What the exercise asks. Only a number is wanted here: the number of lines of the data that include "Platte".

Segment Start: Data in this exercise

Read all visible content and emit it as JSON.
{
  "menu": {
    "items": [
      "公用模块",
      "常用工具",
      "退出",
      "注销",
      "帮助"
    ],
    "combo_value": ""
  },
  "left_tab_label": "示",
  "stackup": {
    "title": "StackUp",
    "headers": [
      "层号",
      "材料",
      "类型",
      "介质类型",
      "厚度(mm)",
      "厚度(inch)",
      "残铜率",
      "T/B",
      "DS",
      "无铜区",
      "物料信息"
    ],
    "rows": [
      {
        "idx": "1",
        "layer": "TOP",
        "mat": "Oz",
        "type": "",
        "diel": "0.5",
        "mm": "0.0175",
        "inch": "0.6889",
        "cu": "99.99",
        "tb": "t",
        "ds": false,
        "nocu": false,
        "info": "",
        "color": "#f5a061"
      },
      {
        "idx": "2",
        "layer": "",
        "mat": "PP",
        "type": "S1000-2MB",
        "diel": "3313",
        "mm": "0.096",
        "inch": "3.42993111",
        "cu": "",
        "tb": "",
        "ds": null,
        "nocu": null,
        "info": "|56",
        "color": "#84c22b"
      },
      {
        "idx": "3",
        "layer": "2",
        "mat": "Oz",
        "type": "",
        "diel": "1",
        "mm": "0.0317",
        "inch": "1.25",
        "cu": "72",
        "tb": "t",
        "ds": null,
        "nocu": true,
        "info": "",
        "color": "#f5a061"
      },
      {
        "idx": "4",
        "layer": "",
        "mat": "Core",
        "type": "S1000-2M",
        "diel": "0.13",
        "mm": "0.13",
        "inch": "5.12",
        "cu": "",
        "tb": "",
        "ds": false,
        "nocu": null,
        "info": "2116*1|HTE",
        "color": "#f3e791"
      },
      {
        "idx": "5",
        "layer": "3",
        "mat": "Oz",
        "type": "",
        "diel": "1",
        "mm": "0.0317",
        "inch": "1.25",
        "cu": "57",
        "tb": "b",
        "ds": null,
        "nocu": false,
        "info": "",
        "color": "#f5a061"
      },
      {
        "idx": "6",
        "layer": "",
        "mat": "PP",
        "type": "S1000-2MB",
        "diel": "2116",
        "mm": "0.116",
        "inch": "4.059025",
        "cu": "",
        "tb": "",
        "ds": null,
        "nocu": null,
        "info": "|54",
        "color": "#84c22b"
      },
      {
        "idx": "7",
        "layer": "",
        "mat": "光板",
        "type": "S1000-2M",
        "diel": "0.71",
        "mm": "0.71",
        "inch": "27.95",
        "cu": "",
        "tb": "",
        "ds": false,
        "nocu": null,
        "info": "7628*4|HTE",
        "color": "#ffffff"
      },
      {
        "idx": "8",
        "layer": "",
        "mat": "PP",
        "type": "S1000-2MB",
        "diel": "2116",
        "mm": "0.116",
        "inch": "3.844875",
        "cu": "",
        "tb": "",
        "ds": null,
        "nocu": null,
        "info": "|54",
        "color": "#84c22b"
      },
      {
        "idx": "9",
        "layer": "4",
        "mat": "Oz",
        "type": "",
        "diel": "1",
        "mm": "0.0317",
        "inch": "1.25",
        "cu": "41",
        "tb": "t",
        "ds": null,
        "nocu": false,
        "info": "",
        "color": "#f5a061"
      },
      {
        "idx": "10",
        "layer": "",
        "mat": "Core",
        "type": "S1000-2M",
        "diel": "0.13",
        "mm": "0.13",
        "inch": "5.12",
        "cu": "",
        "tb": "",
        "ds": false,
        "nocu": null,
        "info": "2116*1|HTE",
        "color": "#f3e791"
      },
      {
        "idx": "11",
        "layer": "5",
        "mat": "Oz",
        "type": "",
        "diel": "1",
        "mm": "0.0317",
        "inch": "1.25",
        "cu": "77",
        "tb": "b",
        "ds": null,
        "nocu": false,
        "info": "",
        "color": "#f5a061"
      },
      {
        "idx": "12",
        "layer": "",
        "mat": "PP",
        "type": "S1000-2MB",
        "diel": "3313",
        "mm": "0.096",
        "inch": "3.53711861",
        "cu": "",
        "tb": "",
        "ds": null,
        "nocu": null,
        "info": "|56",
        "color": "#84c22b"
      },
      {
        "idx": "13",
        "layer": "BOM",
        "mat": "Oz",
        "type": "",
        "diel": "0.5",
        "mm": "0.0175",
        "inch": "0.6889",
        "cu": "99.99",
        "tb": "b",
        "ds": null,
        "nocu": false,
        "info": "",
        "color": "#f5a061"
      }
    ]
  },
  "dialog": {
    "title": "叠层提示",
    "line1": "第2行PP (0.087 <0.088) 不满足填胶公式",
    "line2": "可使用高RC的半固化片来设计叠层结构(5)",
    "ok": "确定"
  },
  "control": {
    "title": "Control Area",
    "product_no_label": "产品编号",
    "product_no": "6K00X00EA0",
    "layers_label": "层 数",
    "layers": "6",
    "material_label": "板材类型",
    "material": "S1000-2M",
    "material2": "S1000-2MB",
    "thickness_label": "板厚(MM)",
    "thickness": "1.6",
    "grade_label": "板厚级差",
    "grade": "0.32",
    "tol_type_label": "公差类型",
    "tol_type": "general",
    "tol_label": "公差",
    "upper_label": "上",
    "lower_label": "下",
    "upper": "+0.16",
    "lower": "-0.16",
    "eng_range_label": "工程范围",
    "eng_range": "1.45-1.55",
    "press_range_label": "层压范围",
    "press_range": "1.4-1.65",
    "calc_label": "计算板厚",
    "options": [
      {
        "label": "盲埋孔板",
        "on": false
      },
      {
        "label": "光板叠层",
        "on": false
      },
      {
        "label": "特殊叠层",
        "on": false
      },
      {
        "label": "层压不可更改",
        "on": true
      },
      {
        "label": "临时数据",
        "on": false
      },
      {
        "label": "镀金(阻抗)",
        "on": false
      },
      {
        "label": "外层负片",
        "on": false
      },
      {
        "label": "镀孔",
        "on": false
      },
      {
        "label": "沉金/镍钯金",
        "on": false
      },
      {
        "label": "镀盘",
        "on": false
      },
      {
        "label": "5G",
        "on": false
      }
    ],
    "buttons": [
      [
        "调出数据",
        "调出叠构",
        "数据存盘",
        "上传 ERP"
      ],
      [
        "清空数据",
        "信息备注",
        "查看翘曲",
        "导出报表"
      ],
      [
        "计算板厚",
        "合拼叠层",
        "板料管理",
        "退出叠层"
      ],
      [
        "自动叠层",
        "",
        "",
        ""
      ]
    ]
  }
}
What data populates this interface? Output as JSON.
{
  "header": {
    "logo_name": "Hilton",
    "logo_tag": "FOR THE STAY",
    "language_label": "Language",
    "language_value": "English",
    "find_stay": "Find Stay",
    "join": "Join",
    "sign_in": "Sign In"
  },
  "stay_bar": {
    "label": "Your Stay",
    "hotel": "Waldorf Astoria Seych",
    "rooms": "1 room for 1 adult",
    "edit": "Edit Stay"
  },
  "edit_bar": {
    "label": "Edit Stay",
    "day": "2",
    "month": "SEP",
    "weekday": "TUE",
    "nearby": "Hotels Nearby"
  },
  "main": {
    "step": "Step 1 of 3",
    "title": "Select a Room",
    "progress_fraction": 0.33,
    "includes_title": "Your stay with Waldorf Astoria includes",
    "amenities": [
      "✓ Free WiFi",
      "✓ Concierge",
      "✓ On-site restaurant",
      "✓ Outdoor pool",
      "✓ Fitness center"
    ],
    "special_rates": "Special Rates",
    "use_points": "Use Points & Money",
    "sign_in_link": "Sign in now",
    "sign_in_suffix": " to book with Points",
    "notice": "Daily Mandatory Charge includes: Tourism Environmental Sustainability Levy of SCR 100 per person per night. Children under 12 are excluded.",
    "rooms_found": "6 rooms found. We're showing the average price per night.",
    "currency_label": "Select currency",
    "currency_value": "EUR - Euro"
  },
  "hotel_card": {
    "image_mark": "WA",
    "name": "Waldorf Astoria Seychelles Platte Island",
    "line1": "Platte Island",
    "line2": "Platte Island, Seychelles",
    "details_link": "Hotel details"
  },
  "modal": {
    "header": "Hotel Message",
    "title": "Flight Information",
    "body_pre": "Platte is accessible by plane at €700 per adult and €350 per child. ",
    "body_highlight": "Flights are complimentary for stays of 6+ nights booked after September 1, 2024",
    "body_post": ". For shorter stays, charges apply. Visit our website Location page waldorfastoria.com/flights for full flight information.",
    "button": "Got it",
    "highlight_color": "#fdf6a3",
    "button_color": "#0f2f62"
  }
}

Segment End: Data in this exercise

Task solution. 4